Dr. Andrew Miller is an Assistant Professor and the Anne Groot Sesquicentennial Fellow in the College of Veterinary Medicine. He is a diplomate of the American College of Veterinary Pathologists (ACVP). He received his doctorate in veterinary medicine from Cornell University in 2005 and completed a residency in veterinary anatomic pathology at Cornell University in 2008. He joined the faculty at the New England Primate Research Center, a division of Harvard Medical School in 2008. His appointment was through the Pathology Department of the Massachusetts General Hospital during this period. He joined the faculty in the Section of Anatomic Pathology in the Department of Biomedical Sciences as an Assistant Professor at Cornell University in fall of 2013. He has a strong interest in training veterinary students and pathology residents and preparing them for a career in comparative veterinary pathology. He believes that this is best done through hands-on exposure to clinical cases and basic research techniques. He is involved nationally in the ACVP. He strongly believes in the integration of teaching and collaborative research as a way to foster continued growth in the field of comparative veterinary pathology.
Olivia Lenz graduated from the University of Pennsylvania in 2013 with a Bachelor’s degree in Neuroscience. She began working at the Center for Sleep and Circadian Neurobiology at Penn during her sophomore year, and continued her research there in a full-time capacity both during the summers as well as for several years after graduation. Using Drosophila as a model organism, her projects focused on the role of sleep in a variety of contexts such as Alzheimer’s disease, immune function, stress, and glutamate signaling. She has co-authorship on several papers, and first authorship on a publication titled “FMRFamide signaling promotes stress-induced sleep in Drosophila.” Currently she is in her second year at Cornell University College of Veterinary Medicine, and is interested in eventually pursuing research in neuroscience and further training in anatomic pathology.
Miller Lab Alumni
Erica Sloma received her undergraduate degree from Wells College in 2010. After graduation she worked in virology and immunology labs until joining the Miller lab as a technician in 2014. In the lab she focused on validating antibodies for immunohistochemistry, testing probes for in situ hybridization, and applying methods from human neuropathology to veterinary medicine.
Maria Martes received her B.S degree in Cellular-Molecular Biology from the University of Puerto Rico, Rio Piedras Campus in 2016. She did undergraduate research with the chytrid fungus and an amphibian species affected by it, Eleutherodactylus coqui, which resulted in the publication of the article “Arboreality predicts Batrachochytrium dendrobatidis infection level in tropical direct-developing frogs.” She also did a summer REU in Costa Rica with the Organization for Tropical Studies looking at individual signatures in the chatter calls of the proboscis bat. She is currently a veterinary student at Cornell University, and is interested in completing a Ph.D. and a residency related to pathology or conservation medicine.

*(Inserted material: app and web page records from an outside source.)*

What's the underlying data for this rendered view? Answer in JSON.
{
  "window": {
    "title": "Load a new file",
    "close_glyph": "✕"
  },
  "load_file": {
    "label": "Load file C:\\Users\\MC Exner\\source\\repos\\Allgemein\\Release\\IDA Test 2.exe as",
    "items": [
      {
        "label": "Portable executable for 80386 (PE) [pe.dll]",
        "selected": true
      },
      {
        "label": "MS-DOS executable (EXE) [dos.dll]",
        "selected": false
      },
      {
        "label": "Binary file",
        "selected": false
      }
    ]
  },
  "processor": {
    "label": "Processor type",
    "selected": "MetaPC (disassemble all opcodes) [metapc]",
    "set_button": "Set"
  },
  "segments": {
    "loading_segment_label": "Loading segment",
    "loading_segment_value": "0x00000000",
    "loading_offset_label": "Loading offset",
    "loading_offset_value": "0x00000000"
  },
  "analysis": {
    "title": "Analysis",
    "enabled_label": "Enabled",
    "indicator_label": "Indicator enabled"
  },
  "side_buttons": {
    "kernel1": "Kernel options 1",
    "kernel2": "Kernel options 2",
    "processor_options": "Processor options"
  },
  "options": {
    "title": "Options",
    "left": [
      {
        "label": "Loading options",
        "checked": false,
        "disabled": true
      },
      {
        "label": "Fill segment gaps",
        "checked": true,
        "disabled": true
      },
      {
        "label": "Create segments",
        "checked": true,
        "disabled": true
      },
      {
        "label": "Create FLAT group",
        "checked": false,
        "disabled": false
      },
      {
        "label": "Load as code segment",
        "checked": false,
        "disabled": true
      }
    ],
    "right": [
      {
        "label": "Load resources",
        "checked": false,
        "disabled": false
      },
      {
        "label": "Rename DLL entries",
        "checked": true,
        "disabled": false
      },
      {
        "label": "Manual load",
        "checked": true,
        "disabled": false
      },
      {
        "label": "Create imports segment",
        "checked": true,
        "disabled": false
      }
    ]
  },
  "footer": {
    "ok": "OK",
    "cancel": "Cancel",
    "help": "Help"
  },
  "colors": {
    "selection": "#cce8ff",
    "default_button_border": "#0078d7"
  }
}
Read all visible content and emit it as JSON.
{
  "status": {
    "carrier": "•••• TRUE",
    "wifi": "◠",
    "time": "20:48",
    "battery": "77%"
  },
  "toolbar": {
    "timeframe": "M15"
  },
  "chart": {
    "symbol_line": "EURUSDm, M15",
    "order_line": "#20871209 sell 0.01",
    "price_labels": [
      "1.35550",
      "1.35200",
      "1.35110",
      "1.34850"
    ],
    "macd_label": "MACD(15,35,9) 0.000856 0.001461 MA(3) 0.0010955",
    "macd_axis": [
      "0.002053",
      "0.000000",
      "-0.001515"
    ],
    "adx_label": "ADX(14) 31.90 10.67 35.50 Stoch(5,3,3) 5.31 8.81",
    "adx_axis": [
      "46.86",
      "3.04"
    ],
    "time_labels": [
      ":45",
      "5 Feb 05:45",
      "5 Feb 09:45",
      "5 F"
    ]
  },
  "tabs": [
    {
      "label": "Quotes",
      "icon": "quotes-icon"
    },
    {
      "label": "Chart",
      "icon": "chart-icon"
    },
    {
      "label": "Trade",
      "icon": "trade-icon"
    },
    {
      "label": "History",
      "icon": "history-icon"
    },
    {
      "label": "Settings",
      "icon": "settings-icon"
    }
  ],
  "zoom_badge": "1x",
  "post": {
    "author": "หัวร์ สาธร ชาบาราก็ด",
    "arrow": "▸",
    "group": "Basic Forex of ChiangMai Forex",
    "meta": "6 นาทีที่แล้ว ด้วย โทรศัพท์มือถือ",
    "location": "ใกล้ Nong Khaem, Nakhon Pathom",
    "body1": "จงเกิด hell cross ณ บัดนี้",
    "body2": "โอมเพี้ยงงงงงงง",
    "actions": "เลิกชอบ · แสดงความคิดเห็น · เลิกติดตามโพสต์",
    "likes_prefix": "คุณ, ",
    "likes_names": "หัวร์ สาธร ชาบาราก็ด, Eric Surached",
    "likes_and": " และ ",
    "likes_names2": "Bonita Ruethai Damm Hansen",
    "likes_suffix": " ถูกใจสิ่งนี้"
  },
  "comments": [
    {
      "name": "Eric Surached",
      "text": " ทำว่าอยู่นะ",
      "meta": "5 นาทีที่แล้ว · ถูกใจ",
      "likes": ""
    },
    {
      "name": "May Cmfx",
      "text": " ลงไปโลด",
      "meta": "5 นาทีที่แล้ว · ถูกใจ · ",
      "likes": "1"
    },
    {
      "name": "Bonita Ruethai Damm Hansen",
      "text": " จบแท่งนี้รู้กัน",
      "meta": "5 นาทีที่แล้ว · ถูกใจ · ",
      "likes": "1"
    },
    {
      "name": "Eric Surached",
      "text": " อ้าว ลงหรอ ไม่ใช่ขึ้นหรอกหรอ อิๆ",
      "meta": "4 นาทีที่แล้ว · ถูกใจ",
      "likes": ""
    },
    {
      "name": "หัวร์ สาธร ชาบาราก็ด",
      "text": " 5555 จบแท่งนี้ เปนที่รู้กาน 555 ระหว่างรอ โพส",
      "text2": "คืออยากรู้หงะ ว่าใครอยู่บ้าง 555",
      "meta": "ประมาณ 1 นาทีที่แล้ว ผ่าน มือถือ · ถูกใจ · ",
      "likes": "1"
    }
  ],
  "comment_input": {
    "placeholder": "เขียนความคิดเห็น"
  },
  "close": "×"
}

She joined Dr. Miller’s lab in the summer of 2017 through Cornell’s VIP program.
Morgan Shelton is a senior studying Animal Science with a minor in Biomedical Sciencesat Cornell’s College of Agriculture and Life Sciences. She joined the Miller Lab as a freshman to try something new and learn about another avenue of veterinary medicine that was unfamiliar to her. Since then, Morgan has come to thoroughly enjoy veterinary pathology and how diseases progress in various species. Already accepted into some vet schools (but still undecided on where to go), Morgan hopes to be an exotics veterinarian with a focus in reptiles – since she loves all things herpetology related – while still integrating her love for research in her future pursuits.
Carolyn Creneti was an undergraduate student who worked in our lab from May 2014-May 2015. She graduated from Cornell in May of 2015 with a Bachelor’s in Biological Science and Spanish and a minor in Latin American Studies. She is a native of Cleveland, Ohio and participated in three summer internships at the Cleveland Clinic while in high school, which spurred her interest in pathology. Before coming to our lab, she worked in an Ecology and Evolutionary Biology lab studying milkweed plants and monarch butterflies. However, after taking BIOAP 4130 – Histology: The Biology of the Tissues, Carolyn was inspired to return to her medical laboratory roots and found our lab to be an excellent fit for her. Carolyn then served as an undergrad TA in Histology her senior year and highly recommends this course as great background knowledge for the subjects we study in our lab. After Cornell, Carolyn returned to Cleveland and is currently working in the Histology Lab at the Cleveland Clinic. She also hopes to attend the Cleveland Clinic’s School of Cytotechnology in the near future so that she can become certified as both a histotechnologist and cytotechnologist. She aspires to continue a career in pathology and laboratory medicine and hopes to be able to further integrate her passion for research.